*** Opening PROVIDED INFORMATION ***

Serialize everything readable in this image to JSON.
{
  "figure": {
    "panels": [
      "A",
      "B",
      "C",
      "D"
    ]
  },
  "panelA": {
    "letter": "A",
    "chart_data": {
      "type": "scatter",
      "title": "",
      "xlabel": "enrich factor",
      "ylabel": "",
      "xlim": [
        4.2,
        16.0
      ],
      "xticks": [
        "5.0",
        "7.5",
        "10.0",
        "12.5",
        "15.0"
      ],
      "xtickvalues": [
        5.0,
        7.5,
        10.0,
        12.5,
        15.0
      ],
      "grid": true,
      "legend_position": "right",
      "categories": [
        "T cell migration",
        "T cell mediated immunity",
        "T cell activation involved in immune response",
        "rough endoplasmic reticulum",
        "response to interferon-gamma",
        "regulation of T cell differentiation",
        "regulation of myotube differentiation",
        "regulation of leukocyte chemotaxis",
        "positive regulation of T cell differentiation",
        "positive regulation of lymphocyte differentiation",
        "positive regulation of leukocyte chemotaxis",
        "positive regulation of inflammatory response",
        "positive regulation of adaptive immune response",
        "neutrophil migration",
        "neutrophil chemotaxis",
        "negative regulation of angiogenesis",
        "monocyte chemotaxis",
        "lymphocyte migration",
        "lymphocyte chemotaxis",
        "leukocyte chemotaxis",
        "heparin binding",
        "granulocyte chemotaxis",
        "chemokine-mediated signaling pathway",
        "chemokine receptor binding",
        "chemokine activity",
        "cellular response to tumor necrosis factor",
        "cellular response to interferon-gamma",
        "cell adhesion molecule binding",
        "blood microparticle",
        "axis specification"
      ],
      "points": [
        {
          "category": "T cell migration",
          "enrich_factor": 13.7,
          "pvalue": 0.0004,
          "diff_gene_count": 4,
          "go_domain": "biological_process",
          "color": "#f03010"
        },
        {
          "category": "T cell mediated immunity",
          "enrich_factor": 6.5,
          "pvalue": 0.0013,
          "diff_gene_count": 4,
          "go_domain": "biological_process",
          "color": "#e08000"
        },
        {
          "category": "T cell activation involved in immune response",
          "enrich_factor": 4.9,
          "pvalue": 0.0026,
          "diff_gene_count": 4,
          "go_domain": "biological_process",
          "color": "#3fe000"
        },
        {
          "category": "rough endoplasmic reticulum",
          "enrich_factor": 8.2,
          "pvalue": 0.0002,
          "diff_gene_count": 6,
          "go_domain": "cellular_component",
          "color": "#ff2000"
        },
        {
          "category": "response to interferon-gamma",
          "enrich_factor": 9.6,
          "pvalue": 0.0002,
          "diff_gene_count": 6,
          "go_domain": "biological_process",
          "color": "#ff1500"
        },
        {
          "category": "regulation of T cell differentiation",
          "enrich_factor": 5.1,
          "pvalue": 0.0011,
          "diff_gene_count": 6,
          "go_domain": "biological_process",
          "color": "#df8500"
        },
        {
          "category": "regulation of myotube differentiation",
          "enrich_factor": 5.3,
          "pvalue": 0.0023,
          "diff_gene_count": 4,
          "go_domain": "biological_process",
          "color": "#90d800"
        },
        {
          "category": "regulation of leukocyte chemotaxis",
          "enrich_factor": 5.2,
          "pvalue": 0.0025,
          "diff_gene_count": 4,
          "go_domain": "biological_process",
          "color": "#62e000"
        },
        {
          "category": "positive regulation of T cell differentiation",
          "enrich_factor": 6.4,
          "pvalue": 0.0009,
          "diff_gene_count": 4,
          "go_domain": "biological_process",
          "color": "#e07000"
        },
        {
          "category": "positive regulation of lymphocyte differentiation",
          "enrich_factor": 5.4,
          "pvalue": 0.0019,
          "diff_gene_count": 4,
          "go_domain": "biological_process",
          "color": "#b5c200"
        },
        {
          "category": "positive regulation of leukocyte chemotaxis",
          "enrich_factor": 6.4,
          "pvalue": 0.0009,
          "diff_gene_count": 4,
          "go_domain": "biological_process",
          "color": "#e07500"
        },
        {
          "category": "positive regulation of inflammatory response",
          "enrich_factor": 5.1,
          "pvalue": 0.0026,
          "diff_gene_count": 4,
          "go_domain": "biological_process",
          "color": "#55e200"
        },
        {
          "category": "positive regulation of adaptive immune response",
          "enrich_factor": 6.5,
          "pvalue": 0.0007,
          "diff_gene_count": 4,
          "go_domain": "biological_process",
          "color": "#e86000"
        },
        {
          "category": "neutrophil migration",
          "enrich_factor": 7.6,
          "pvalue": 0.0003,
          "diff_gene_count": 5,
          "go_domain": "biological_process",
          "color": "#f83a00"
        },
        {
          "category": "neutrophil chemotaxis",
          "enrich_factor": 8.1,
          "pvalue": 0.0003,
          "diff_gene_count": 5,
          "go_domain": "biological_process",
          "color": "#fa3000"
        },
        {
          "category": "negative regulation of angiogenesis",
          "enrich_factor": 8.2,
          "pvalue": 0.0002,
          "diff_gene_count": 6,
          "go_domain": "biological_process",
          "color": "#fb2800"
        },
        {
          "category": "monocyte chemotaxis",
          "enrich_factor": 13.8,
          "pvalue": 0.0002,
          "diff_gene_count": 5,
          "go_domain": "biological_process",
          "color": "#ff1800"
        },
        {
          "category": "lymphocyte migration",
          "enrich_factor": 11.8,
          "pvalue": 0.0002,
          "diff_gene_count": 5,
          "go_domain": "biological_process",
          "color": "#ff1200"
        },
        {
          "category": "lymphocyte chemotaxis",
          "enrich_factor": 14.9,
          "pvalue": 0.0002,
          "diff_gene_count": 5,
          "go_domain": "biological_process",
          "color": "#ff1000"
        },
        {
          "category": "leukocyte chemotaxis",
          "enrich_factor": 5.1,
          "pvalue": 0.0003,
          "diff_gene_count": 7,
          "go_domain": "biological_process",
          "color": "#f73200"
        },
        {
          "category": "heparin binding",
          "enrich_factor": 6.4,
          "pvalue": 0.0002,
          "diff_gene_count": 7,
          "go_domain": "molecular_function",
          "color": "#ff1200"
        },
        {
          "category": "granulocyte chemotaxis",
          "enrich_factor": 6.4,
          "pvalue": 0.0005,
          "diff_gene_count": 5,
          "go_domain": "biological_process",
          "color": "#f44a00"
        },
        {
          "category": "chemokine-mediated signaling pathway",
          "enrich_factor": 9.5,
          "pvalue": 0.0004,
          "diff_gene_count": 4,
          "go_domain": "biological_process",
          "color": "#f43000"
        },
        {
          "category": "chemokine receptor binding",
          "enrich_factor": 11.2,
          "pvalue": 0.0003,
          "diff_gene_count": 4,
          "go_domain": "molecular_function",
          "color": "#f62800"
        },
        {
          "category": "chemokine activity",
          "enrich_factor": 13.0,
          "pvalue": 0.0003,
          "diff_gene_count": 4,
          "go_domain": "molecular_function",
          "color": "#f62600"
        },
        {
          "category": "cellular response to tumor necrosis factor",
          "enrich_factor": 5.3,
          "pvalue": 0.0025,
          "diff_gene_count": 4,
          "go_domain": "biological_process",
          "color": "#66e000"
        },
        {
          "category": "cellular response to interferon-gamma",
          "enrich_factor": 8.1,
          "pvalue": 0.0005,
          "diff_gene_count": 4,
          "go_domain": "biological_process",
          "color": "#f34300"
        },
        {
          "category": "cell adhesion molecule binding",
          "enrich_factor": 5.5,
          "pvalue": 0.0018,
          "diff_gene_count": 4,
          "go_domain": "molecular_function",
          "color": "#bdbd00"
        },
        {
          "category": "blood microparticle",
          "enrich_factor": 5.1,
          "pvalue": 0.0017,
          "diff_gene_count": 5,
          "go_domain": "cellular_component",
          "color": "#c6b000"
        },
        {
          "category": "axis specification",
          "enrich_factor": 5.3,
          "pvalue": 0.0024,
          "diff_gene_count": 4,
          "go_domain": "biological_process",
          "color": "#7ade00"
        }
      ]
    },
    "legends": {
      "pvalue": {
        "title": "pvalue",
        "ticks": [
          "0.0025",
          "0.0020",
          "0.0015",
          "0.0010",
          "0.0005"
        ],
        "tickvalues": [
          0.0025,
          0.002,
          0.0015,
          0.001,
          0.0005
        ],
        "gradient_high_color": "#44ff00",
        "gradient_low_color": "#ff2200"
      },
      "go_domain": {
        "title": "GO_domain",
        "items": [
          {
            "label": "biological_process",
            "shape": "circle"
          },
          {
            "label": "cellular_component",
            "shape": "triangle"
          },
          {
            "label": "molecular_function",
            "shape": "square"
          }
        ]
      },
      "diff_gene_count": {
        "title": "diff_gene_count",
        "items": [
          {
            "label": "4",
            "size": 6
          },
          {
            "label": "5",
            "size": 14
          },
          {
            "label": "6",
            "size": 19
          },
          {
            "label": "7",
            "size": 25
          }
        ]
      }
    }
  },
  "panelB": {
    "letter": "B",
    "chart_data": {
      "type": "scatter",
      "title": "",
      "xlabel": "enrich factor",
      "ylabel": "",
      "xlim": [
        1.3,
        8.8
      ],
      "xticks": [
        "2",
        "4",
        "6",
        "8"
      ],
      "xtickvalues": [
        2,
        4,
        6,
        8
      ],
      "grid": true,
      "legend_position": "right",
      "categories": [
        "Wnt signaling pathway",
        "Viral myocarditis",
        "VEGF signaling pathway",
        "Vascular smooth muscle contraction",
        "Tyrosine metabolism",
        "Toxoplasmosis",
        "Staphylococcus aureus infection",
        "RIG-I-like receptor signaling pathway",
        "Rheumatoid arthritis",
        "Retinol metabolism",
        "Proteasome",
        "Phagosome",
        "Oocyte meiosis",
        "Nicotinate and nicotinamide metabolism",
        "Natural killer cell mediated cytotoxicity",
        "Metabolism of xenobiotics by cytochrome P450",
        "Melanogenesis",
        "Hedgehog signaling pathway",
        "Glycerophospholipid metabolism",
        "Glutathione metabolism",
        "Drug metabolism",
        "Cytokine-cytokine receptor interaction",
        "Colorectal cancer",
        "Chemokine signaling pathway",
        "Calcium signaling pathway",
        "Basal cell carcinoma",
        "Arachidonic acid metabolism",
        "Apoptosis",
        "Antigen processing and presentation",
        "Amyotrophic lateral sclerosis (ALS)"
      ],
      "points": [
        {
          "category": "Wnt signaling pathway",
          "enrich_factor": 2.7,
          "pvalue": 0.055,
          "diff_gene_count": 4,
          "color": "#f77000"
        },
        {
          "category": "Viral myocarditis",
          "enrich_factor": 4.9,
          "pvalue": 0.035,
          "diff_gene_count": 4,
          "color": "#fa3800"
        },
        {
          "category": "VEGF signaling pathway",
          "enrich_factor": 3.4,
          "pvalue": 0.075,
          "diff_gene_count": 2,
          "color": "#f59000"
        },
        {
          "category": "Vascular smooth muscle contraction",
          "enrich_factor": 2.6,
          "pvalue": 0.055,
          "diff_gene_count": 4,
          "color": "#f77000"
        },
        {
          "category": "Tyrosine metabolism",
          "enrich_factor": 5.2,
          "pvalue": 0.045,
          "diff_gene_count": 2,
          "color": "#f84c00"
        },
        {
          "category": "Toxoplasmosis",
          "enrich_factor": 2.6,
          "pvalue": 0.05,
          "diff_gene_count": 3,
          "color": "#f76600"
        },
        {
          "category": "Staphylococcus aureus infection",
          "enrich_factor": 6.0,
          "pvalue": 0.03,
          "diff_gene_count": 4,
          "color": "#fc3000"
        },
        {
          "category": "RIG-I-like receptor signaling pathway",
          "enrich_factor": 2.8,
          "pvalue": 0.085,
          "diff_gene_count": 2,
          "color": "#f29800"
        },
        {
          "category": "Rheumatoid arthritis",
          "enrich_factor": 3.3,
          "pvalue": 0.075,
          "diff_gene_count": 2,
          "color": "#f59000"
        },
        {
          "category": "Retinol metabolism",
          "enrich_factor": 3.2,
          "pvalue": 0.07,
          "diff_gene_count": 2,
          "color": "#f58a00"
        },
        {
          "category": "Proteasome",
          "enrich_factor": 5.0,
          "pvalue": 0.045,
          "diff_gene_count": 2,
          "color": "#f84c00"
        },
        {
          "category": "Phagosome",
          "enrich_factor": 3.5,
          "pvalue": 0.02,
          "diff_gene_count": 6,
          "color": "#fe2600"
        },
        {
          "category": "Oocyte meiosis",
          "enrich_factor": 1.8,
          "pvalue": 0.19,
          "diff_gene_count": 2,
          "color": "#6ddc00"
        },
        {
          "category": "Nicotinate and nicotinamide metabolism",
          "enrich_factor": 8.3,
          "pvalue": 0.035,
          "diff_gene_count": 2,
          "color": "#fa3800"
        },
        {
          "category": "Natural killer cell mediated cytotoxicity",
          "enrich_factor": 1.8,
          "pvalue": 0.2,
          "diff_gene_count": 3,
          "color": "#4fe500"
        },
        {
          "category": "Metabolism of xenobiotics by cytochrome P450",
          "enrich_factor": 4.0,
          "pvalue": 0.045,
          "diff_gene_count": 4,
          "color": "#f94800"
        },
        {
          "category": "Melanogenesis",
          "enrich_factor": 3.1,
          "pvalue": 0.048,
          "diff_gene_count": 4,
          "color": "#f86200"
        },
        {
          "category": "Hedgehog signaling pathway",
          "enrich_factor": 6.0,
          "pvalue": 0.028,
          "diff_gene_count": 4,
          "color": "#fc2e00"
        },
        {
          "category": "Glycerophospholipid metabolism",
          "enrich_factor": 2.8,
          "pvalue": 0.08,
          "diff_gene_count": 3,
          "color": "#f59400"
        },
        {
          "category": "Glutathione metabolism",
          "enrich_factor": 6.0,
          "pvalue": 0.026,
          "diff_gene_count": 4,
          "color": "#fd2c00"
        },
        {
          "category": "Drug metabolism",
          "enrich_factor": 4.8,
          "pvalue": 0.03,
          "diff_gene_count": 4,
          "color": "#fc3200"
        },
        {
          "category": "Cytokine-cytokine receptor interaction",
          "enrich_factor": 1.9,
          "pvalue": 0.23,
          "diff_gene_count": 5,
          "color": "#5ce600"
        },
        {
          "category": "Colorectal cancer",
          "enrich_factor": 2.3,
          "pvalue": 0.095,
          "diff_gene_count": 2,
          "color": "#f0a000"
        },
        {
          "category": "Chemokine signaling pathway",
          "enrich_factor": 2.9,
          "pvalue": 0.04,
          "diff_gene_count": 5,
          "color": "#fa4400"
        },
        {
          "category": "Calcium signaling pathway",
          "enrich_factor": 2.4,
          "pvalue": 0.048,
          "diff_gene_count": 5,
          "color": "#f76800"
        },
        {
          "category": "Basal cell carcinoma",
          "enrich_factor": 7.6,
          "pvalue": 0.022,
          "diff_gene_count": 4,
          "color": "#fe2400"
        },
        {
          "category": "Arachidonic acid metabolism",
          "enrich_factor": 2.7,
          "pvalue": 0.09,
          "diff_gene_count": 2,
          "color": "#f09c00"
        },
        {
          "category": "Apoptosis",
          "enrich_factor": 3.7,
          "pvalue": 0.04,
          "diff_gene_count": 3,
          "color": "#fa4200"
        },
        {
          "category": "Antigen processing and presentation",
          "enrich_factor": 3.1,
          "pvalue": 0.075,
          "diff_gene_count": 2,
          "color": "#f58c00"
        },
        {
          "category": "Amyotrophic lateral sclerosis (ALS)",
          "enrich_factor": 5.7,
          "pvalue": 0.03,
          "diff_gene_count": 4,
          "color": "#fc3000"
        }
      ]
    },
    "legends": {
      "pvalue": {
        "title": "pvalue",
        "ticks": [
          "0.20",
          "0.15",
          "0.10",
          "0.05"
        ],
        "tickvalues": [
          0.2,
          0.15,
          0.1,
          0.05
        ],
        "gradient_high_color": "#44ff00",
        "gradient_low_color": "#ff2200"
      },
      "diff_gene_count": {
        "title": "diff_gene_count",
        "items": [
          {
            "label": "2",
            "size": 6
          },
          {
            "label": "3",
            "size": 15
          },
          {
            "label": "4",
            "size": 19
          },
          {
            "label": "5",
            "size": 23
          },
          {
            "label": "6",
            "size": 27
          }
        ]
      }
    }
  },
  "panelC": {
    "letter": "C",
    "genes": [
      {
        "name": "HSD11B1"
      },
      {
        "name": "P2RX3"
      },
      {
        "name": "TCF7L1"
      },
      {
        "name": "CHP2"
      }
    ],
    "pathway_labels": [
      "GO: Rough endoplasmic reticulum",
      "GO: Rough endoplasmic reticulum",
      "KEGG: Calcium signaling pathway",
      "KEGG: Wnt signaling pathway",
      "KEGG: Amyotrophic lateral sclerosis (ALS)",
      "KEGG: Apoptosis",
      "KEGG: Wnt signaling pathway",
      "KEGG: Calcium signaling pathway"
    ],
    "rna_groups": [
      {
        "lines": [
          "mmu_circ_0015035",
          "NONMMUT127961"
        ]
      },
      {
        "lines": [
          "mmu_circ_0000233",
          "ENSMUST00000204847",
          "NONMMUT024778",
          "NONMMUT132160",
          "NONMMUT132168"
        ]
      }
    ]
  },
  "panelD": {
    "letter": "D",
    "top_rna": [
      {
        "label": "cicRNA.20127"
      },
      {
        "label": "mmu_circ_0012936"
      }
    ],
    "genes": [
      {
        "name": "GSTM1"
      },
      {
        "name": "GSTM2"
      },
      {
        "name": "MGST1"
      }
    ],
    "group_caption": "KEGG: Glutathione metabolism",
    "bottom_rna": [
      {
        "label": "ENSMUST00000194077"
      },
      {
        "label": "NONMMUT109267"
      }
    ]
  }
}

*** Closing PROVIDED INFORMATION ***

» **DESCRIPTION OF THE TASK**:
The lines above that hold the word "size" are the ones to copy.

» **RESPONSE TO THIS TASK**:
            "size": 6
            "size": 14
            "size": 19
            "size": 25
            "size": 6
            "size": 15
            "size": 19
            "size": 23
            "size": 27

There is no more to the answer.